* [Problem to solve]
Show all lines from the data that include the word "METER".

* [Material provided]
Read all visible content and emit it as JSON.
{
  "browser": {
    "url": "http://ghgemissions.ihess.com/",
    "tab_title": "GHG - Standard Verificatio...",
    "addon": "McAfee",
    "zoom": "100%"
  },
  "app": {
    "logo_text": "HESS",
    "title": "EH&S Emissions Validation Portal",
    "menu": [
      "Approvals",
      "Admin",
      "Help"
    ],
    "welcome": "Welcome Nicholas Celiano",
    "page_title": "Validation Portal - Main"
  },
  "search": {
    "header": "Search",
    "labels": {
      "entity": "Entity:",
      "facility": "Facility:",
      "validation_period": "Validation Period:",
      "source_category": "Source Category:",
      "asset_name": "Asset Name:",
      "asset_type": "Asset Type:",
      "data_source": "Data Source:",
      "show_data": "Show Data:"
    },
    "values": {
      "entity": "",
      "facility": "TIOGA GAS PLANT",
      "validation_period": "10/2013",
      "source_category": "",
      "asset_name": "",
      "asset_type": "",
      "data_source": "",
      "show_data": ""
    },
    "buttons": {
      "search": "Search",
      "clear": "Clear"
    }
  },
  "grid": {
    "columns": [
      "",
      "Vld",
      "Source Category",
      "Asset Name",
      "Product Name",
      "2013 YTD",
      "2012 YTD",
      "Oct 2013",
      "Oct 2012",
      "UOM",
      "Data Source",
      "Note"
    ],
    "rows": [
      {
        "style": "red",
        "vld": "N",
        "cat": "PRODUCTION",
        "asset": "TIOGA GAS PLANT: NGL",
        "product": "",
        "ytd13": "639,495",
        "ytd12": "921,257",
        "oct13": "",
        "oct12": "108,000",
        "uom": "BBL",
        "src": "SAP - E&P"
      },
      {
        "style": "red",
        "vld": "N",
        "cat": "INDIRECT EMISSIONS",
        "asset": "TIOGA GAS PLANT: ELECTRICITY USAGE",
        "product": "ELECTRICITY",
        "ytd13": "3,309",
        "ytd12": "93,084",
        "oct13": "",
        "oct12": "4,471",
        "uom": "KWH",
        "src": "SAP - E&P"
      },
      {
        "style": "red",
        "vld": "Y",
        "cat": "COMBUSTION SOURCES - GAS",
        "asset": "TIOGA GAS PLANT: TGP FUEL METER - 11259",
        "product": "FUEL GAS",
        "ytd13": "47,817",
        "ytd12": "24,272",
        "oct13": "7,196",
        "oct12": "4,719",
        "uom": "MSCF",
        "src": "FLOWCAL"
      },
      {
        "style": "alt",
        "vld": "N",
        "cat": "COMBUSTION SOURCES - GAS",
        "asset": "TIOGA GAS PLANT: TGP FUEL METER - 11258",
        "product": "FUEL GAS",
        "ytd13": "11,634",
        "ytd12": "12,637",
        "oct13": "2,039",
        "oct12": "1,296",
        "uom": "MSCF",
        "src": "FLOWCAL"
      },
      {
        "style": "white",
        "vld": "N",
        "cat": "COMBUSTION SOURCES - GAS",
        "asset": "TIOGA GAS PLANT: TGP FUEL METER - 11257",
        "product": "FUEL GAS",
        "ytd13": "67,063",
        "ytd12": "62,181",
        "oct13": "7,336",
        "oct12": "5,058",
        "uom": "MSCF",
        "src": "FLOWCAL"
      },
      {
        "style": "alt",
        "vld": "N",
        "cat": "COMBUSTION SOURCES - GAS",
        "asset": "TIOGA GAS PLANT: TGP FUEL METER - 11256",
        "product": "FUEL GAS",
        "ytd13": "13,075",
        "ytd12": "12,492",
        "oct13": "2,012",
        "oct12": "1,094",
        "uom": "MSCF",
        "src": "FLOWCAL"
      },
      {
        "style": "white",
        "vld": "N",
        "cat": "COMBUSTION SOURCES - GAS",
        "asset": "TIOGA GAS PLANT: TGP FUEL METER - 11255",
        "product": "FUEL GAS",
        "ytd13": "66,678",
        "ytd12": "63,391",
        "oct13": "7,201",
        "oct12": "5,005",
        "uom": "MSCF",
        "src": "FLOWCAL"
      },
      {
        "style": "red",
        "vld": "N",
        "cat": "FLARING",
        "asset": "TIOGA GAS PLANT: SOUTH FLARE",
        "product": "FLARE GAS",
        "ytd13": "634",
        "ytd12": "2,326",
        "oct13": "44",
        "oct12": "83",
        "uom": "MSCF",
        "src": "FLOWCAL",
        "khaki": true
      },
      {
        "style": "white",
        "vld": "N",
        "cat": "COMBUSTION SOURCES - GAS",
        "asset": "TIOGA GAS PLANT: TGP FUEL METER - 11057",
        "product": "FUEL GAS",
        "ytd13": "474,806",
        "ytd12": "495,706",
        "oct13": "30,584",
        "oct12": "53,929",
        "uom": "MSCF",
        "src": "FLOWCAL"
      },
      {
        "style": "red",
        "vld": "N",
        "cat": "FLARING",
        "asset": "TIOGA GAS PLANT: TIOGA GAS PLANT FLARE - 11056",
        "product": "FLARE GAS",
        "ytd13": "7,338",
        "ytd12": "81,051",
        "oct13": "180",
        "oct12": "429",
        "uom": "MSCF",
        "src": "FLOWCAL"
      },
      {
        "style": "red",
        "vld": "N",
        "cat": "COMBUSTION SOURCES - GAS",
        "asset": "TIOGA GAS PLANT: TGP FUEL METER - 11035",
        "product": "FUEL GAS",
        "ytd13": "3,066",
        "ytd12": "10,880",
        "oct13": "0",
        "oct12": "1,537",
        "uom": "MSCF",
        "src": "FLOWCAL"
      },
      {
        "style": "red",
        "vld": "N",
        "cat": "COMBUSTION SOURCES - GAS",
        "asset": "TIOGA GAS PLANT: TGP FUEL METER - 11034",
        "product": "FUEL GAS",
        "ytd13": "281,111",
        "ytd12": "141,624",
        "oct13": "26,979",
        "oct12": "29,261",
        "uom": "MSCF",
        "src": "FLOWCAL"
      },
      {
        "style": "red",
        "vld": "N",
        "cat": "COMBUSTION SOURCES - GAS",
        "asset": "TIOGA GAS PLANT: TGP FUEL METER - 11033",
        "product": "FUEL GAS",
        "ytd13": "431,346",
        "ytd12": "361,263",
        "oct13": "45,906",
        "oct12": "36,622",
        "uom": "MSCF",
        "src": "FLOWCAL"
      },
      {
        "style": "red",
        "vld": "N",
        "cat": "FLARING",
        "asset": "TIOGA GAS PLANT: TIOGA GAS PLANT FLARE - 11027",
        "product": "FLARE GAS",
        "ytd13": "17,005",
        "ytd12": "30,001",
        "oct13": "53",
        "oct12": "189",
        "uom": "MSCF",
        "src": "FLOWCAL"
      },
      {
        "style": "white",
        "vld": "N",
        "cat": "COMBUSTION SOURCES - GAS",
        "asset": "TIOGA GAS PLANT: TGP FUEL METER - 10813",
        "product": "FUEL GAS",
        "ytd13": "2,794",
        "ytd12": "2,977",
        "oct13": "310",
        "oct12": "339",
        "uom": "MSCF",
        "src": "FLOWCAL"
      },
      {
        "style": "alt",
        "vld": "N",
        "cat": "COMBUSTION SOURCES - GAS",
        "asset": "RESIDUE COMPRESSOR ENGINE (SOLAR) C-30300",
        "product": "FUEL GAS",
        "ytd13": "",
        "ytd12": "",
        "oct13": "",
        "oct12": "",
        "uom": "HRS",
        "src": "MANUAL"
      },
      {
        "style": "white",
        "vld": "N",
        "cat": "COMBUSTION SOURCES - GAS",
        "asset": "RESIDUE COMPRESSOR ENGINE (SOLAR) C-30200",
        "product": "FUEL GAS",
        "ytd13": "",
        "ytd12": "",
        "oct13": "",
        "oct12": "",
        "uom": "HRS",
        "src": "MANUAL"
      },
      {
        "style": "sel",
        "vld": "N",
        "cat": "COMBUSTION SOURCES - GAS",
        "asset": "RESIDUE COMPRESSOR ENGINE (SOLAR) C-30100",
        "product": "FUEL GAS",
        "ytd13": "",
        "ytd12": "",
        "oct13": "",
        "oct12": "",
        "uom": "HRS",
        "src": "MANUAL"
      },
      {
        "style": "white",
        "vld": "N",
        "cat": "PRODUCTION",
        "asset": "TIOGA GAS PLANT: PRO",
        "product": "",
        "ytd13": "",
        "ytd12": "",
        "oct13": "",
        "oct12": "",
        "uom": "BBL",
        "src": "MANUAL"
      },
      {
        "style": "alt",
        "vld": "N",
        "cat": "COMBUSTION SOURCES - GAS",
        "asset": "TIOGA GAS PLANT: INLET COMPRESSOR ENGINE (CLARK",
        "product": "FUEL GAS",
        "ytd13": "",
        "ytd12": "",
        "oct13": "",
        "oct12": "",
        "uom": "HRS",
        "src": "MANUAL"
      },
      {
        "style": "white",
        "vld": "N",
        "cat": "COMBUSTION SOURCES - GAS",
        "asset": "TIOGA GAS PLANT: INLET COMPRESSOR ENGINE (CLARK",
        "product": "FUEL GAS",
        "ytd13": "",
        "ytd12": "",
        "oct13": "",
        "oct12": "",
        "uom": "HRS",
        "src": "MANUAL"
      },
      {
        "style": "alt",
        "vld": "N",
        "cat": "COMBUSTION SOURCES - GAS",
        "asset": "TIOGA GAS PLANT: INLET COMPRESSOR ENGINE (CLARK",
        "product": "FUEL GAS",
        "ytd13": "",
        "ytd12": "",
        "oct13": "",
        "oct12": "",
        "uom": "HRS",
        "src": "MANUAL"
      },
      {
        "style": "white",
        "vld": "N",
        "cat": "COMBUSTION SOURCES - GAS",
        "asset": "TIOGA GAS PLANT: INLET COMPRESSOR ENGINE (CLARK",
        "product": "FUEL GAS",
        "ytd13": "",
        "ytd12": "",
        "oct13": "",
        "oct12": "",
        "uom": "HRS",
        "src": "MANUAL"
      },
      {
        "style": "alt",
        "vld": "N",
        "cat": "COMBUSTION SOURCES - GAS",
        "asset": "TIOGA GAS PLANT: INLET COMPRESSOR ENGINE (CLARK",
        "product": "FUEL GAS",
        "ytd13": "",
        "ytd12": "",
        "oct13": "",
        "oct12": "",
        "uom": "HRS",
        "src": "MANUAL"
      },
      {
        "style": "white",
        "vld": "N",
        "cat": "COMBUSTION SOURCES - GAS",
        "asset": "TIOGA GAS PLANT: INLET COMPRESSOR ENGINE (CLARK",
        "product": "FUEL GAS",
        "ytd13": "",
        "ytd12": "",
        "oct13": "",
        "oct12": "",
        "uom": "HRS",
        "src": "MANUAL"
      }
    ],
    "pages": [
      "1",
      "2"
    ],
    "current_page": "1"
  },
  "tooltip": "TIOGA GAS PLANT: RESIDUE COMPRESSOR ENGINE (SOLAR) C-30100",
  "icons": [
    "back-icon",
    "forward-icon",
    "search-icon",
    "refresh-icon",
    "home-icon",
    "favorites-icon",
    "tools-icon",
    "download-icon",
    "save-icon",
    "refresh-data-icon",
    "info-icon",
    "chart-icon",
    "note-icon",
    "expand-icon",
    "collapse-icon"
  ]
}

* [Response area]
        "asset": "TIOGA GAS PLANT: TGP FUEL METER - 11259",
        "asset": "TIOGA GAS PLANT: TGP FUEL METER - 11258",
        "asset": "TIOGA GAS PLANT: TGP FUEL METER - 11257",
        "asset": "TIOGA GAS PLANT: TGP FUEL METER - 11256",
        "asset": "TIOGA GAS PLANT: TGP FUEL METER - 11255",
        "asset": "TIOGA GAS PLANT: TGP FUEL METER - 11057",
        "asset": "TIOGA GAS PLANT: TGP FUEL METER - 11035",
        "asset": "TIOGA GAS PLANT: TGP FUEL METER - 11034",
        "asset": "TIOGA GAS PLANT: TGP FUEL METER - 11033",
        "asset": "TIOGA GAS PLANT: TGP FUEL METER - 10813",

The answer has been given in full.